It doesn’t take long for Mike Keiser to get over disappointment. Exactly four weeks after announcing that his new Gil Hanse-designed, Bandon-area project couldn’t go through as planned, Keiser is back in the headlines with a bold, positive step forward in the spiritual home of golf. As first reported by Ru Macdonald, Keiser has teamed with architects Bill Coore and Ben Crenshaw and co-developer Todd Warnock to craft a new layout in the Scottish Highlands called Coul Links Beach. The prospects are tantalizing.
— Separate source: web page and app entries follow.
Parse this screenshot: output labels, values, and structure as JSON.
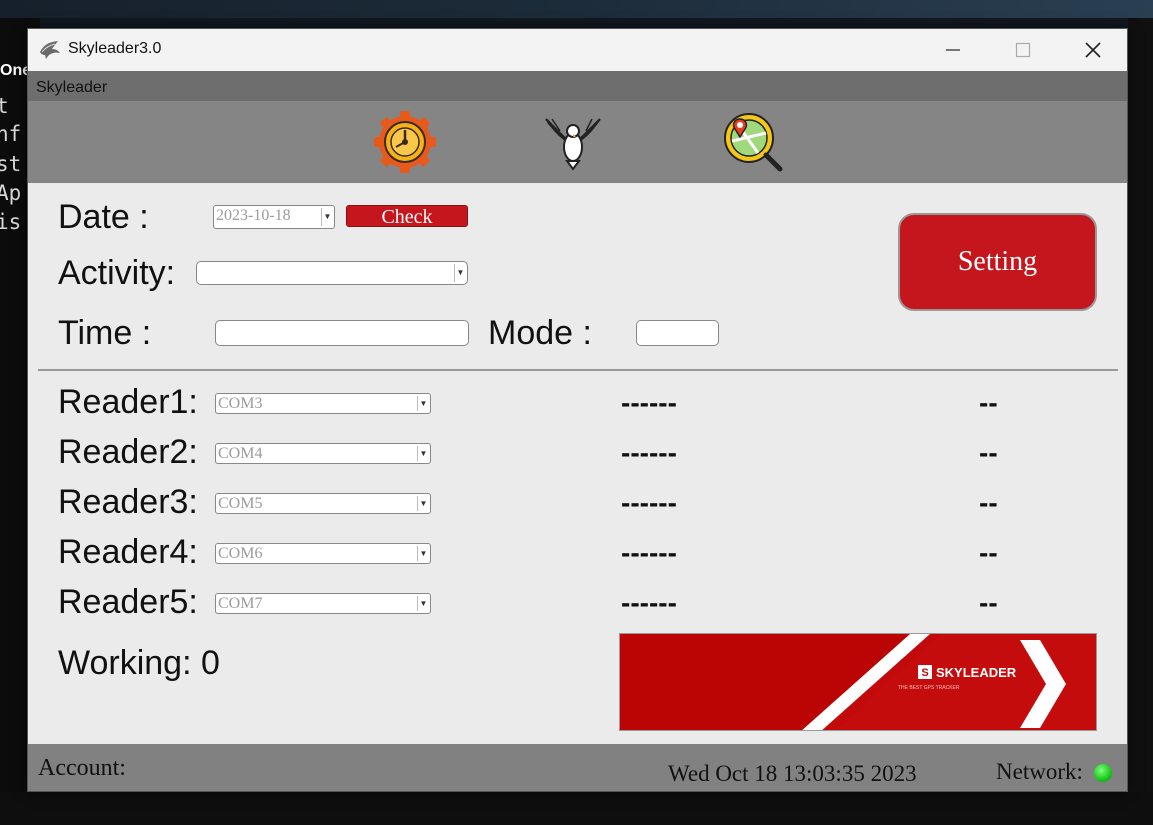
{
  "window": {
    "title": "Skyleader3.0"
  },
  "menu": {
    "label": "Skyleader"
  },
  "toolbar": {
    "icons": [
      "gear-timer-icon",
      "pigeon-icon",
      "map-search-icon"
    ]
  },
  "form": {
    "date_label": "Date :",
    "date_value": "2023-10-18",
    "check_label": "Check",
    "activity_label": "Activity:",
    "activity_value": "",
    "time_label": "Time :",
    "time_value": "",
    "mode_label": "Mode :",
    "mode_value": "",
    "setting_label": "Setting"
  },
  "readers": [
    {
      "label": "Reader1:",
      "port": "COM3",
      "status": "------",
      "code": "--"
    },
    {
      "label": "Reader2:",
      "port": "COM4",
      "status": "------",
      "code": "--"
    },
    {
      "label": "Reader3:",
      "port": "COM5",
      "status": "------",
      "code": "--"
    },
    {
      "label": "Reader4:",
      "port": "COM6",
      "status": "------",
      "code": "--"
    },
    {
      "label": "Reader5:",
      "port": "COM7",
      "status": "------",
      "code": "--"
    }
  ],
  "working": {
    "text": "Working: 0"
  },
  "banner": {
    "brand": "SKYLEADER",
    "tagline": "THE BEST GPS TRACKER"
  },
  "status": {
    "account_label": "Account:",
    "datetime": "Wed Oct 18 13:03:35 2023",
    "network_label": "Network:",
    "network_color": "#1ec81e"
  },
  "background": {
    "terminal_lines": [
      "t",
      "nf",
      "st",
      "Ap",
      "is"
    ],
    "terminal_tab": "One"
  },
  "colors": {
    "accent_red": "#c5161d",
    "toolbar_gray": "#858585",
    "status_gray": "#818181"
  }
}
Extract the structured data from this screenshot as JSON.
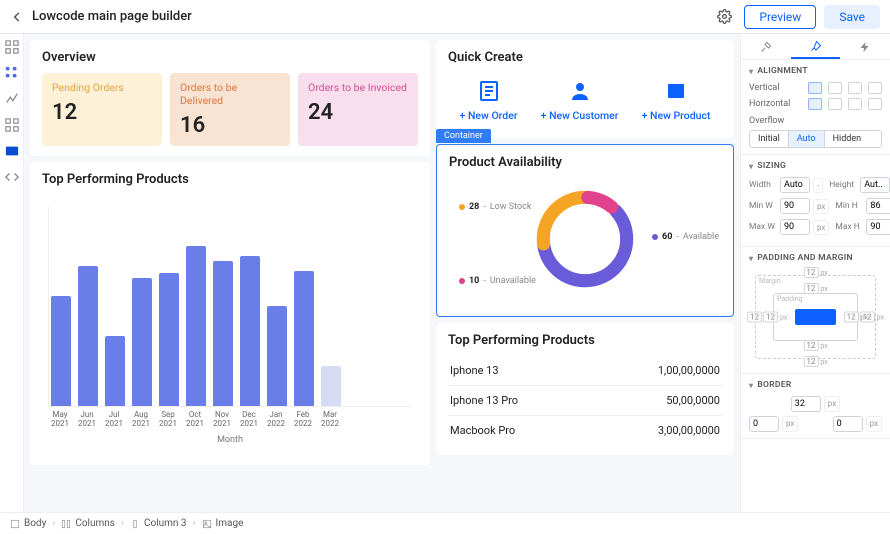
{
  "header": {
    "title": "Lowcode main page builder",
    "preview": "Preview",
    "save": "Save"
  },
  "overview": {
    "title": "Overview",
    "cards": [
      {
        "label": "Pending Orders",
        "value": "12"
      },
      {
        "label": "Orders to be Delivered",
        "value": "16"
      },
      {
        "label": "Orders to be Invoiced",
        "value": "24"
      }
    ]
  },
  "top_products_chart": {
    "title": "Top Performing Products",
    "xaxis": "Month"
  },
  "quick_create": {
    "title": "Quick Create",
    "items": [
      {
        "label": "+ New Order"
      },
      {
        "label": "+ New Customer"
      },
      {
        "label": "+ New Product"
      }
    ]
  },
  "container_badge": "Container",
  "availability": {
    "title": "Product Availability",
    "legend": [
      {
        "value": "28",
        "label": "Low Stock"
      },
      {
        "value": "60",
        "label": "Available"
      },
      {
        "value": "10",
        "label": "Unavailable"
      }
    ]
  },
  "product_table": {
    "title": "Top Performing Products",
    "rows": [
      {
        "name": "Iphone 13",
        "value": "1,00,00,0000"
      },
      {
        "name": "Iphone 13 Pro",
        "value": "50,00,0000"
      },
      {
        "name": "Macbook Pro",
        "value": "3,00,00,0000"
      }
    ]
  },
  "inspector": {
    "alignment": {
      "title": "ALIGNMENT",
      "vertical": "Vertical",
      "horizontal": "Horizontal",
      "overflow": "Overflow",
      "overflow_opts": [
        "Initial",
        "Auto",
        "Hidden"
      ]
    },
    "sizing": {
      "title": "SIZING",
      "width": "Width",
      "width_v": "Auto",
      "height": "Height",
      "height_v": "Aut..",
      "minw": "Min W",
      "minw_v": "90",
      "minh": "Min H",
      "minh_v": "86",
      "maxw": "Max W",
      "maxw_v": "90",
      "maxh": "Max H",
      "maxh_v": "90",
      "px": "px"
    },
    "spacing": {
      "title": "PADDING AND MARGIN",
      "margin": "Margin",
      "padding": "Padding",
      "val": "12",
      "px": "px"
    },
    "border": {
      "title": "BORDER",
      "val": "32",
      "zero": "0",
      "px": "px"
    }
  },
  "breadcrumb": [
    "Body",
    "Columns",
    "Column 3",
    "Image"
  ],
  "chart_data": {
    "type": "bar",
    "categories": [
      "May 2021",
      "Jun 2021",
      "Jul 2021",
      "Aug 2021",
      "Sep 2021",
      "Oct 2021",
      "Nov 2021",
      "Dec 2021",
      "Jan 2022",
      "Feb 2022",
      "Mar 2022"
    ],
    "values": [
      110,
      140,
      70,
      128,
      133,
      160,
      145,
      150,
      100,
      135,
      40
    ],
    "faded_index": 10,
    "ylim": [
      0,
      200
    ],
    "xlabel": "Month"
  },
  "chart_data_donut": {
    "type": "pie",
    "series": [
      {
        "name": "Low Stock",
        "value": 28,
        "color": "#f5a524"
      },
      {
        "name": "Available",
        "value": 60,
        "color": "#6a5bd9"
      },
      {
        "name": "Unavailable",
        "value": 10,
        "color": "#e2428c"
      }
    ]
  }
}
While only in the initial stages of planning and permitting, Coul Links Beach would occupy hallowed golfing ground, on rumpled seaside linksland three miles north of fabled Royal Dornoch, ranked Number 14 in GOLF Magazine’s Top 100 Courses in the World.
Coore told Keiser that the land was spectacular—perhaps the best ever. That’s saying something, as Keiser is no stranger to jaw-dropping, on-the-ocean spreads, having created or co-created Bandon Dunes, Cabot Links, Cabot Cliffs and Barnbougle in Tasmania.
While the groundbreaking appears to be at least two years away, you can’t help but anticipate greatness, given the site and the development and design teams. Royal Dornoch occupies some of the most remarkably varied terrain ever made available for golf. It combines that variety with unparalleled vistas. After Tom Watson played Dornoch prior to his Open defense in 1981, he remarked that the experience was “the most fun I’ve ever had on a golf course.” Donald Ross grew up here and you can see his affinity for Dornoch’s raised plateau greens on his American masterpiece, Pinehurst No. 2. The new course will face inevitable comparisons, given that it has “roughly the same footprint as Royal Dornoch,” according to Keiser. And of course, the men who restored Pinehurst No. 2 to Donald Ross’ vision: Bill Coore and Ben Crenshaw.
Regardless of how it winds up comparing to Royal Dornoch, Coul Links Beach will undoubtedly provide one more compelling reason for tourists and purists alike to make the pilgrimage to the region. As recently as the 1960s, Dornoch was considered too remote to be worth the bother. With the recent re-discovery of hidden jewels such as Brora and Golspie, and with the addition of Trump International Golf Links Scotland and Castle Stuart (both with second courses in the planning stages) to the south in Aberdeen and Inverness, respectively, northern Scotland is poised to be a breakout destination all its own.